▶ **To do**
Every entry must be repeated exactly in the answer.

▶ **Exercise data**
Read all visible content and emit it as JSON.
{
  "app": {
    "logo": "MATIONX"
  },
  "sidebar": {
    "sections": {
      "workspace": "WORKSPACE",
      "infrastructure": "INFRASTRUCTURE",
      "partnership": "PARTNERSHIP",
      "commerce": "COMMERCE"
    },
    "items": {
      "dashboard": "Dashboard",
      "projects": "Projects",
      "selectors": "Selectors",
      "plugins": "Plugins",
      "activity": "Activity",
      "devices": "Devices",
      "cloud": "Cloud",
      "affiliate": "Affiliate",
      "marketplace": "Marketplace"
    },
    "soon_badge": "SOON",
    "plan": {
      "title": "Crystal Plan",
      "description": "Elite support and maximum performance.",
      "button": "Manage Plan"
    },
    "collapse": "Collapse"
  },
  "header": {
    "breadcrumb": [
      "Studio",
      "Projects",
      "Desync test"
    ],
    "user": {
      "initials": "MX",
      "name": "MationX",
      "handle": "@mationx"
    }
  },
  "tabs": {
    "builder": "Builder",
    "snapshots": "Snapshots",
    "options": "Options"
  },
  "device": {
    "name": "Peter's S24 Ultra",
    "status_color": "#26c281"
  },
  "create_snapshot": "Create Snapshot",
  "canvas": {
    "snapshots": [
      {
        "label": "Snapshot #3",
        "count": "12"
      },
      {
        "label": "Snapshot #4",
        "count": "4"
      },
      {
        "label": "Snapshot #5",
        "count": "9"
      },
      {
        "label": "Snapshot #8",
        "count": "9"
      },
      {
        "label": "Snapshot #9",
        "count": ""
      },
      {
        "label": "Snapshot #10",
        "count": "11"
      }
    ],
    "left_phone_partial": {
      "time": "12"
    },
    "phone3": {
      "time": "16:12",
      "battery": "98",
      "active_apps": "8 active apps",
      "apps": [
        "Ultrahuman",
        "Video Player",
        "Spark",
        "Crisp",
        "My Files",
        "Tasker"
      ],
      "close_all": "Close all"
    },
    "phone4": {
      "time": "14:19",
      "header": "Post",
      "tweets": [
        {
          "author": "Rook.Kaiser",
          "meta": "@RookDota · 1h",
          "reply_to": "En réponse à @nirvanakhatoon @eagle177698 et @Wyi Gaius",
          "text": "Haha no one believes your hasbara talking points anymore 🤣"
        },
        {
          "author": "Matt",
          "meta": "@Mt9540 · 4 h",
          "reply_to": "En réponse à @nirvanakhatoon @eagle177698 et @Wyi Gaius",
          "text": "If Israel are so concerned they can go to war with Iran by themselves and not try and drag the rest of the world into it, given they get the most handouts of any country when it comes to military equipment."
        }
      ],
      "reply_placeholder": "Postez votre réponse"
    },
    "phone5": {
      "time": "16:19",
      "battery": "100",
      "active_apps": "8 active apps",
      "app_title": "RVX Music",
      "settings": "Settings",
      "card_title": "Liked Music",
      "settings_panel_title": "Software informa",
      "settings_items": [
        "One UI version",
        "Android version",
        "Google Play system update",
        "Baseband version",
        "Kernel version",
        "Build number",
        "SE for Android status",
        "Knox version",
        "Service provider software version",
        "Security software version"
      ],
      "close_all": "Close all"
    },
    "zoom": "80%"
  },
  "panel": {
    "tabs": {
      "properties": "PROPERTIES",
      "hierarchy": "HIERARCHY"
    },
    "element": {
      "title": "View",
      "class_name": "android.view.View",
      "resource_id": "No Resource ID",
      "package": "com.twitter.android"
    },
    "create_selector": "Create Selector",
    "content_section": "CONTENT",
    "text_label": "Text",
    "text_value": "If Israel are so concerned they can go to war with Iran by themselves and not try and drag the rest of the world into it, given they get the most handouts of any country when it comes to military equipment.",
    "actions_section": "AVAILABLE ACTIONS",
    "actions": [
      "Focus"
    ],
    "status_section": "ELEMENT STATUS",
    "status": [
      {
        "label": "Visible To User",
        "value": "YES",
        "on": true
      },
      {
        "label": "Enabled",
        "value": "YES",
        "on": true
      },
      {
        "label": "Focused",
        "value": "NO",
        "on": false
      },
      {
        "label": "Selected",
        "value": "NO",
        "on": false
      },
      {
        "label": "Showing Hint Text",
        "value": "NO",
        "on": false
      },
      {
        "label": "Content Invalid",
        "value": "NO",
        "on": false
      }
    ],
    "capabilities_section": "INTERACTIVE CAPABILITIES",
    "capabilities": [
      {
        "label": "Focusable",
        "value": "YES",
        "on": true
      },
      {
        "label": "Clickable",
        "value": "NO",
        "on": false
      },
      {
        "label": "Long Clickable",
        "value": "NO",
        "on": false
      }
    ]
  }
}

▶ **Written solution**
Read all visible content and emit it as JSON.
{
  "app": {
    "logo": "MATIONX"
  },
  "sidebar": {
    "sections": {
      "workspace": "WORKSPACE",
      "infrastructure": "INFRASTRUCTURE",
      "partnership": "PARTNERSHIP",
      "commerce": "COMMERCE"
    },
    "items": {
      "dashboard": "Dashboard",
      "projects": "Projects",
      "selectors": "Selectors",
      "plugins": "Plugins",
      "activity": "Activity",
      "devices": "Devices",
      "cloud": "Cloud",
      "affiliate": "Affiliate",
      "marketplace": "Marketplace"
    },
    "soon_badge": "SOON",
    "plan": {
      "title": "Crystal Plan",
      "description": "Elite support and maximum performance.",
      "button": "Manage Plan"
    },
    "collapse": "Collapse"
  },
  "header": {
    "breadcrumb": [
      "Studio",
      "Projects",
      "Desync test"
    ],
    "user": {
      "initials": "MX",
      "name": "MationX",
      "handle": "@mationx"
    }
  },
  "tabs": {
    "builder": "Builder",
    "snapshots": "Snapshots",
    "options": "Options"
  },
  "device": {
    "name": "Peter's S24 Ultra",
    "status_color": "#26c281"
  },
  "create_snapshot": "Create Snapshot",
  "canvas": {
    "snapshots": [
      {
        "label": "Snapshot #3",
        "count": "12"
      },
      {
        "label": "Snapshot #4",
        "count": "4"
      },
      {
        "label": "Snapshot #5",
        "count": "9"
      },
      {
        "label": "Snapshot #8",
        "count": "9"
      },
      {
        "label": "Snapshot #9",
        "count": ""
      },
      {
        "label": "Snapshot #10",
        "count": "11"
      }
    ],
    "left_phone_partial": {
      "time": "12"
    },
    "phone3": {
      "time": "16:12",
      "battery": "98",
      "active_apps": "8 active apps",
      "apps": [
        "Ultrahuman",
        "Video Player",
        "Spark",
        "Crisp",
        "My Files",
        "Tasker"
      ],
      "close_all": "Close all"
    },
    "phone4": {
      "time": "14:19",
      "header": "Post",
      "tweets": [
        {
          "author": "Rook.Kaiser",
          "meta": "@RookDota · 1h",
          "reply_to": "En réponse à @nirvanakhatoon @eagle177698 et @Wyi Gaius",
          "text": "Haha no one believes your hasbara talking points anymore 🤣"
        },
        {
          "author": "Matt",
          "meta": "@Mt9540 · 4 h",
          "reply_to": "En réponse à @nirvanakhatoon @eagle177698 et @Wyi Gaius",
          "text": "If Israel are so concerned they can go to war with Iran by themselves and not try and drag the rest of the world into it, given they get the most handouts of any country when it comes to military equipment."
        }
      ],
      "reply_placeholder": "Postez votre réponse"
    },
    "phone5": {
      "time": "16:19",
      "battery": "100",
      "active_apps": "8 active apps",
      "app_title": "RVX Music",
      "settings": "Settings",
      "card_title": "Liked Music",
      "settings_panel_title": "Software informa",
      "settings_items": [
        "One UI version",
        "Android version",
        "Google Play system update",
        "Baseband version",
        "Kernel version",
        "Build number",
        "SE for Android status",
        "Knox version",
        "Service provider software version",
        "Security software version"
      ],
      "close_all": "Close all"
    },
    "zoom": "80%"
  },
  "panel": {
    "tabs": {
      "properties": "PROPERTIES",
      "hierarchy": "HIERARCHY"
    },
    "element": {
      "title": "View",
      "class_name": "android.view.View",
      "resource_id": "No Resource ID",
      "package": "com.twitter.android"
    },
    "create_selector": "Create Selector",
    "content_section": "CONTENT",
    "text_label": "Text",
    "text_value": "If Israel are so concerned they can go to war with Iran by themselves and not try and drag the rest of the world into it, given they get the most handouts of any country when it comes to military equipment.",
    "actions_section": "AVAILABLE ACTIONS",
    "actions": [
      "Focus"
    ],
    "status_section": "ELEMENT STATUS",
    "status": [
      {
        "label": "Visible To User",
        "value": "YES",
        "on": true
      },
      {
        "label": "Enabled",
        "value": "YES",
        "on": true
      },
      {
        "label": "Focused",
        "value": "NO",
        "on": false
      },
      {
        "label": "Selected",
        "value": "NO",
        "on": false
      },
      {
        "label": "Showing Hint Text",
        "value": "NO",
        "on": false
      },
      {
        "label": "Content Invalid",
        "value": "NO",
        "on": false
      }
    ],
    "capabilities_section": "INTERACTIVE CAPABILITIES",
    "capabilities": [
      {
        "label": "Focusable",
        "value": "YES",
        "on": true
      },
      {
        "label": "Clickable",
        "value": "NO",
        "on": false
      },
      {
        "label": "Long Clickable",
        "value": "NO",
        "on": false
      }
    ]
  }
}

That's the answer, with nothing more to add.